We went to the coast this weekend with friends. We cooked beef on the barbeque and had a long night talking and laughing as we sat at a table under the pine trees. The kids – five of them – raced around until the tiredness of the night put them to sleep and we adults continued merrily.
The next day under blue skies and a hot sun we hit the beach.
We set up on the edge of the water, and the kids ran to the waves almost before even taking off their shirts.
My eldest daughter, who is eight, later came up to me, an avid surfer, and said, “Why aren’t you coming in?”
“Oh,” I said with a sigh . “I don’t feel too hot.”
That’s not like me. The sight of waves usually starts a fever that drives me to want to get in and have a go. The waves weren’t great this day, but they could have been fun nonetheless.
“Come on,” my daughter insisted.
“No, not today,” I said. “My stomach doesn’t feel too good. I must have eaten something that didn’t agree with me.”

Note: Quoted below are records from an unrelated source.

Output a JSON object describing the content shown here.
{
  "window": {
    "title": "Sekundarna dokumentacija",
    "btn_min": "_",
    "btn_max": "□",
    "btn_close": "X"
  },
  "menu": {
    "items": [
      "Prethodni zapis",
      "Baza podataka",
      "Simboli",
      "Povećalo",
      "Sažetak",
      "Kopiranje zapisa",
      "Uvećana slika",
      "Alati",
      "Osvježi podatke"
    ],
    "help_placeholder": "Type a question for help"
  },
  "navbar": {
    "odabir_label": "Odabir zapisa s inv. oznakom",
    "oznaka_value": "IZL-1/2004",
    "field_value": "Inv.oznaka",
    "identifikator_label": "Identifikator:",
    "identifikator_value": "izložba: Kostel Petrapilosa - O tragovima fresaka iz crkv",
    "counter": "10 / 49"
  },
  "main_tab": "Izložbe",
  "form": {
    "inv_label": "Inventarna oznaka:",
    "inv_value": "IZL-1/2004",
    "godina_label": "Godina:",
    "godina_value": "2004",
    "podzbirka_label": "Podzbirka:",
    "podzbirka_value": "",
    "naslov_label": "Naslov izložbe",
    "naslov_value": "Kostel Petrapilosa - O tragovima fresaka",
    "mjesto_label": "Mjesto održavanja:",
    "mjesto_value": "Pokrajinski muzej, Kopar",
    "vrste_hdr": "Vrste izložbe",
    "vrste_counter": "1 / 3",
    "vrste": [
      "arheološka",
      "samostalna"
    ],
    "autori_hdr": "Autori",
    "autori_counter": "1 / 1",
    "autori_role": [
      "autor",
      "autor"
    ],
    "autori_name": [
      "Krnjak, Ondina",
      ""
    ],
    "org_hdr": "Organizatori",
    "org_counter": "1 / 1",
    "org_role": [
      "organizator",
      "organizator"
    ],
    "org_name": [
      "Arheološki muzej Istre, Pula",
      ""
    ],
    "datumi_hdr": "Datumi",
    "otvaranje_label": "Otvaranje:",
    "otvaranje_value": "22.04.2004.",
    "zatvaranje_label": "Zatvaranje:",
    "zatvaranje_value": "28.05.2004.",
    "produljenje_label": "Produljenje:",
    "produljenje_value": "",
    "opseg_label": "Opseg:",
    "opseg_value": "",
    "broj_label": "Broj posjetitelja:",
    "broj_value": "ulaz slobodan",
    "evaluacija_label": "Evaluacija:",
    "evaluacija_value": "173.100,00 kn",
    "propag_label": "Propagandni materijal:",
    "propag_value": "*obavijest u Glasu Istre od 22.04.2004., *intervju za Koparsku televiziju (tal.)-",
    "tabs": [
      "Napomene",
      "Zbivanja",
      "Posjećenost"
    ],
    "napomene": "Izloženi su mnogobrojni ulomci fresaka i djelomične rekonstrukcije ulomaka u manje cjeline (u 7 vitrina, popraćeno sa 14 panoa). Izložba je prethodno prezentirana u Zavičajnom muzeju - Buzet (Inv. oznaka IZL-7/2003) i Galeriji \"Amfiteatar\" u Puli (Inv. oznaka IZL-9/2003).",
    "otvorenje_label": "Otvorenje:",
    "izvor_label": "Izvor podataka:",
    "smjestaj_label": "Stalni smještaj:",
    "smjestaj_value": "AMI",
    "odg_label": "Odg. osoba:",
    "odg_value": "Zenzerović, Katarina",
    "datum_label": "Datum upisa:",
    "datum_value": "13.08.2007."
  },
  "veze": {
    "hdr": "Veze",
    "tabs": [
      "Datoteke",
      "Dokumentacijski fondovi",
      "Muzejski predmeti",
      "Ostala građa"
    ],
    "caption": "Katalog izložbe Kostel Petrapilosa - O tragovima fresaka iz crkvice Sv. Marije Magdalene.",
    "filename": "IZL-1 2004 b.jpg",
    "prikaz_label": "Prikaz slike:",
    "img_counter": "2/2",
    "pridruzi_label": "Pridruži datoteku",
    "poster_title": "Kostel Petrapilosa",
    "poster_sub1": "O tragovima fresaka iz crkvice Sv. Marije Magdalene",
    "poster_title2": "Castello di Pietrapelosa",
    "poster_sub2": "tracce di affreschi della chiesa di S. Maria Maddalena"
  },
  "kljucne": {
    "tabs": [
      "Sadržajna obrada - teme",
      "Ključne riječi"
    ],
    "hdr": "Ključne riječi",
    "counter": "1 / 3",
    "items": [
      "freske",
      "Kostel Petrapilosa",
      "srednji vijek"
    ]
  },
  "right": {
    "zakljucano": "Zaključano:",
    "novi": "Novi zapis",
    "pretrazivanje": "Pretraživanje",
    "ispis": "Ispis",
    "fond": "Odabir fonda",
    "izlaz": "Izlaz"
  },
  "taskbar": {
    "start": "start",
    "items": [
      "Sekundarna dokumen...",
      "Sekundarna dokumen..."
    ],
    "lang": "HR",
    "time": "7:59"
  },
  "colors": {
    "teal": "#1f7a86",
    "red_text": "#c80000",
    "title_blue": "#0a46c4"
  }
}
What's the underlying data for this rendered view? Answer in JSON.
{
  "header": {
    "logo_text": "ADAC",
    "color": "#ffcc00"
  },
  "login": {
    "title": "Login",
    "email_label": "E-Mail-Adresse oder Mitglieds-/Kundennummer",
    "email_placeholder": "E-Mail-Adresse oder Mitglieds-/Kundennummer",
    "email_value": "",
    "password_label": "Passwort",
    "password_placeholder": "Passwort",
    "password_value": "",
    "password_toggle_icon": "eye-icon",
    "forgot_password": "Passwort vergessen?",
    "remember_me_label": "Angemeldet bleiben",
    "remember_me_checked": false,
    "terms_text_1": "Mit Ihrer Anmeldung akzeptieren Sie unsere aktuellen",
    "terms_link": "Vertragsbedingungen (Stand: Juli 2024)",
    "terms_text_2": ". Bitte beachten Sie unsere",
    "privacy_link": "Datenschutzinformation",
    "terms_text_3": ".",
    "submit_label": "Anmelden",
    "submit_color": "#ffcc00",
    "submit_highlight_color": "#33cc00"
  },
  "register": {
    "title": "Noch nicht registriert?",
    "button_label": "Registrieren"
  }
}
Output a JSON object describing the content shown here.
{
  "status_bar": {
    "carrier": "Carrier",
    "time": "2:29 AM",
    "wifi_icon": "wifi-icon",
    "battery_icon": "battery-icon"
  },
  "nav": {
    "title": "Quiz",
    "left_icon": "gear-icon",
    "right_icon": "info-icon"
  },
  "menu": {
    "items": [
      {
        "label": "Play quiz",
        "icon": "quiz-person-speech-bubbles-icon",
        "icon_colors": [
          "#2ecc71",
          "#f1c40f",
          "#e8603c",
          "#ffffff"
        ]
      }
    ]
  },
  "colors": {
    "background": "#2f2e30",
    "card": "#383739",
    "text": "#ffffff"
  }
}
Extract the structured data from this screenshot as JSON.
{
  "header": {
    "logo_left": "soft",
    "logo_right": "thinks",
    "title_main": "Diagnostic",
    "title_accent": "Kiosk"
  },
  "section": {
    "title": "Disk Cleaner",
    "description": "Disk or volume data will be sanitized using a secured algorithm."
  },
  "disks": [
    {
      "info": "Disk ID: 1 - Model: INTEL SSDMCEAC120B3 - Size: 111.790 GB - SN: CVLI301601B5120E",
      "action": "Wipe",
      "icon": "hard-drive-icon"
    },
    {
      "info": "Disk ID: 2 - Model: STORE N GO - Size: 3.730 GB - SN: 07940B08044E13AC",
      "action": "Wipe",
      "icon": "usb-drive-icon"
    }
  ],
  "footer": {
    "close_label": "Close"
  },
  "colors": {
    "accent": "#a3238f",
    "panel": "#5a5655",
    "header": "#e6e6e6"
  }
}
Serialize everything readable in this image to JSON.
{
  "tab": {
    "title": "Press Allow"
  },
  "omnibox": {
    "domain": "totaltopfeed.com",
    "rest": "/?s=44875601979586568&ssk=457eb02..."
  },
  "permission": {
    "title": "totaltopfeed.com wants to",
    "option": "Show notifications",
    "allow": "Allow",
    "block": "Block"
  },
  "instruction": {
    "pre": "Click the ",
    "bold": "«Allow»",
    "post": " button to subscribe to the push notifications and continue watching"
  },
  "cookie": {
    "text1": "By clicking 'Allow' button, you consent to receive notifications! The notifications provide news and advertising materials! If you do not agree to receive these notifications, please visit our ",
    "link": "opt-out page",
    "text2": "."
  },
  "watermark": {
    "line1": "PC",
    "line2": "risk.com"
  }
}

She thought for a second about the implication. We all ate the same thing, including her, and she felt fine. Her pondering continued and then she said, as if a light bulb had lit up above her head, “Or you drank too much wine.”